How important is social media to your business?
It was the beginning of everything! Still now Instagram is among my main sources of traffic.
What is something you do daily that helps you to stay grounded?
I sew! This even was the first reason I started sewing again as a young adult – it helped me clear my mind. Even the posture, eyes down on the fabric, gives me the reassuring feeling of making something concrete. Sewing is such a no-brainer: it is so easy to divide your project into smaller tasks to complete them one by one. I sometimes wish it were the same in my consulting job! Wait no I don’t, that would be boring in that specific field… Ahh always that dichotomy!
What is the best and the hardest part about being your own boss?
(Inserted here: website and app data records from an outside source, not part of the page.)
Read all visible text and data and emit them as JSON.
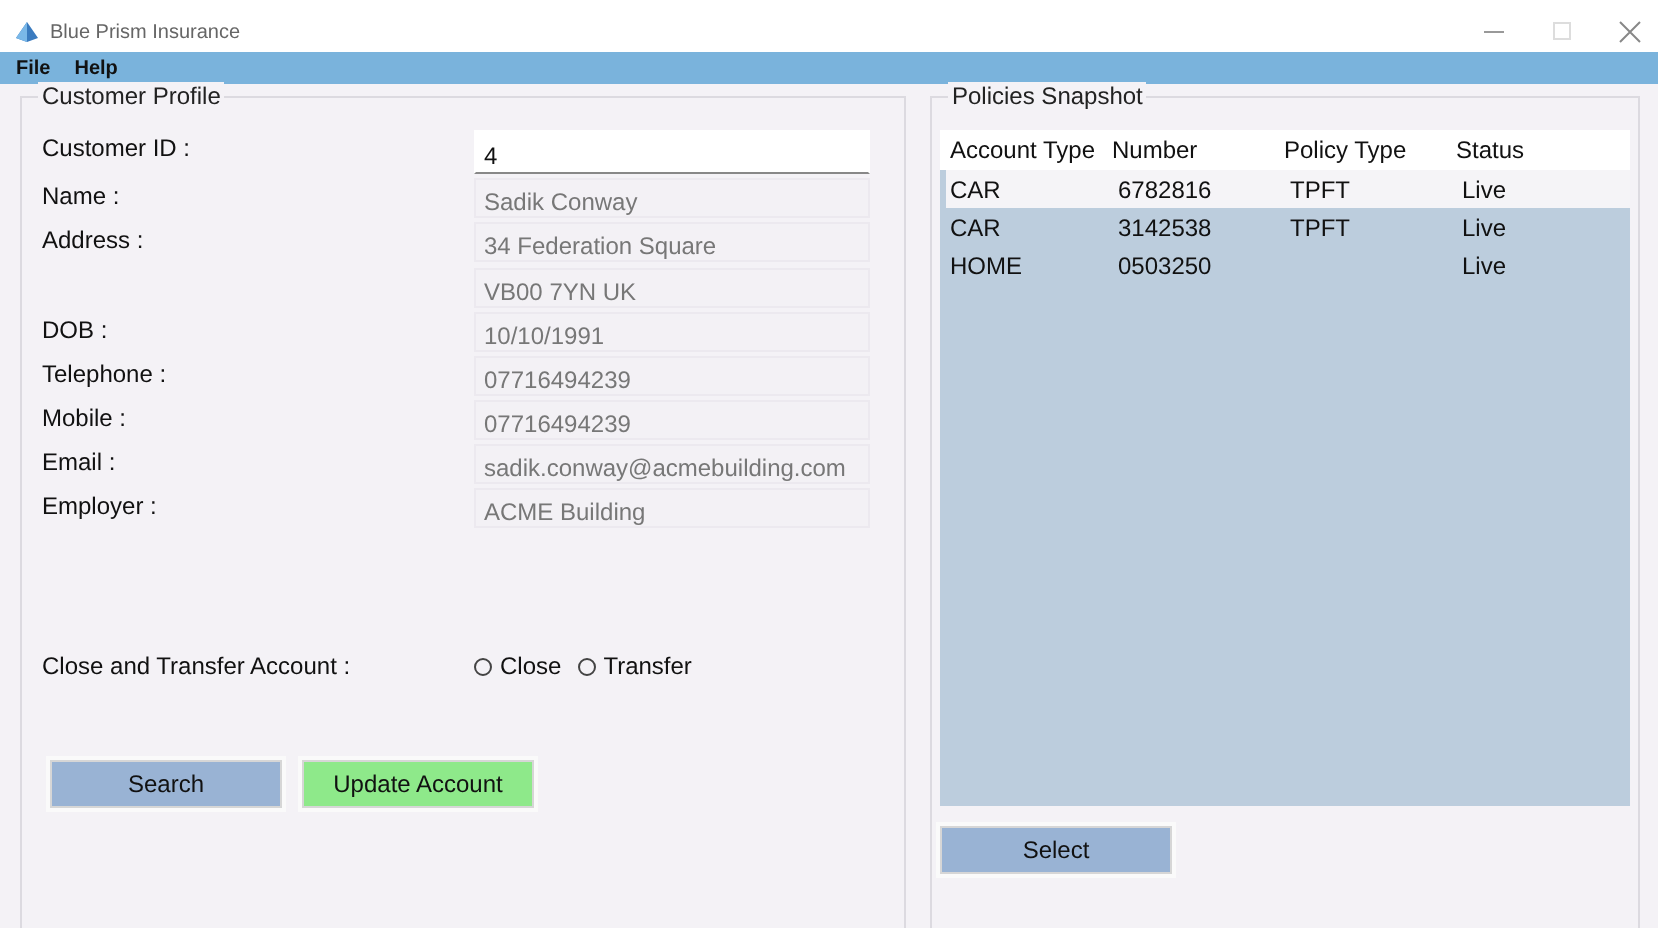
{
  "window": {
    "title": "Blue Prism Insurance"
  },
  "menu": [
    "File",
    "Help"
  ],
  "customer_profile": {
    "title": "Customer Profile",
    "fields": [
      {
        "label": "Customer ID :",
        "values": [
          "4"
        ],
        "editable": true
      },
      {
        "label": "Name :",
        "values": [
          "Sadik Conway"
        ],
        "editable": false
      },
      {
        "label": "Address :",
        "values": [
          "34 Federation Square",
          "VB00 7YN UK"
        ],
        "editable": false
      },
      {
        "label": "DOB :",
        "values": [
          "10/10/1991"
        ],
        "editable": false
      },
      {
        "label": "Telephone :",
        "values": [
          "07716494239"
        ],
        "editable": false
      },
      {
        "label": "Mobile :",
        "values": [
          "07716494239"
        ],
        "editable": false
      },
      {
        "label": "Email :",
        "values": [
          "sadik.conway@acmebuilding.com"
        ],
        "editable": false
      },
      {
        "label": "Employer :",
        "values": [
          "ACME Building"
        ],
        "editable": false
      }
    ],
    "close_transfer": {
      "label": "Close and Transfer Account :",
      "options": [
        {
          "label": "Close",
          "selected": false
        },
        {
          "label": "Transfer",
          "selected": false
        }
      ]
    },
    "buttons": [
      {
        "label": "Search",
        "kind": "primary"
      },
      {
        "label": "Update Account",
        "kind": "success"
      }
    ]
  },
  "policies": {
    "title": "Policies Snapshot",
    "columns": [
      "Account Type",
      "Number",
      "Policy Type",
      "Status"
    ],
    "rows": [
      {
        "cells": [
          "CAR",
          "6782816",
          "TPFT",
          "Live"
        ],
        "selected": false
      },
      {
        "cells": [
          "CAR",
          "3142538",
          "TPFT",
          "Live"
        ],
        "selected": true
      },
      {
        "cells": [
          "HOME",
          "0503250",
          "",
          "Live"
        ],
        "selected": true
      }
    ],
    "button": "Select"
  }
}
I don’t see it like that as it is a part-time occupation. But precisely, the fact that I am not a full-time pattern designer is hard, because people are not aware of this and seem to think I am some big company with tons of experience… For example, I get many messages from US customers asking me to make larger sizes. The truth is I would love to, but I never made a plus-size garment before (it is not common in France) and I would have no way of ensuring it would fit (I don’t know how others do, but I couldn’t make a good pattern without having the person in front of me to do a proper fitting). There are some choices I can’t make without quitting my job and that is not an option to me.
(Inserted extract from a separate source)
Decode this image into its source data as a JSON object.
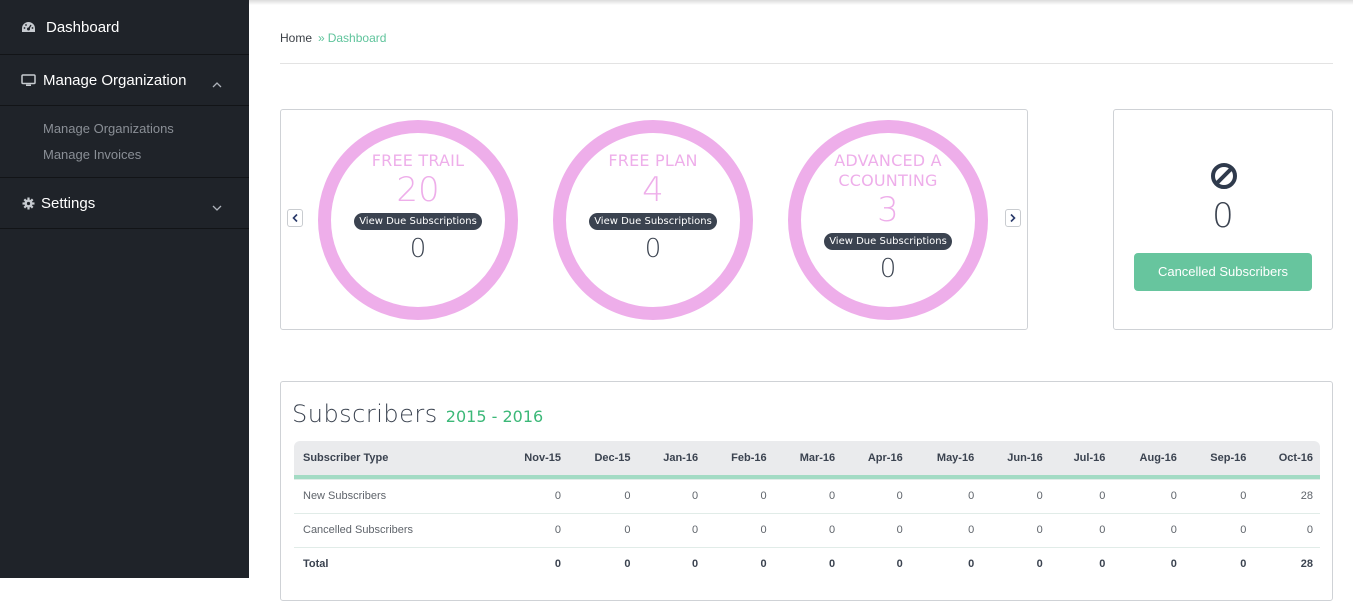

What does success mean to you?
Ahh, such a good question. I never asked myself that. I’m thinking there are two parts in my definition of success: one is about me and the other is about the others.
So first, to me success is to reach excellence by my own standards: obtaining results that can always be improved but they have to be the best I can think of at a given moment. Then when I finish a day of really hard work I can sit back and drink that glass of champagne!
And the second part is about love. We all have our insecurities. One of mine is a shaky self-confidence that keeps me going, half stumbling half running. When I get mean or angry comments (believe me sometimes I do… girls I can’t make a pattern that fits all shoulder shapes and all torso heights and all tastes, that is just not possible) I feel how deeply fragile I am, and that is a risk of this relative public exposure on social media. But when I get nice comments from customers (and there are so so so many more) I am so deeply moved it could keep me going forever.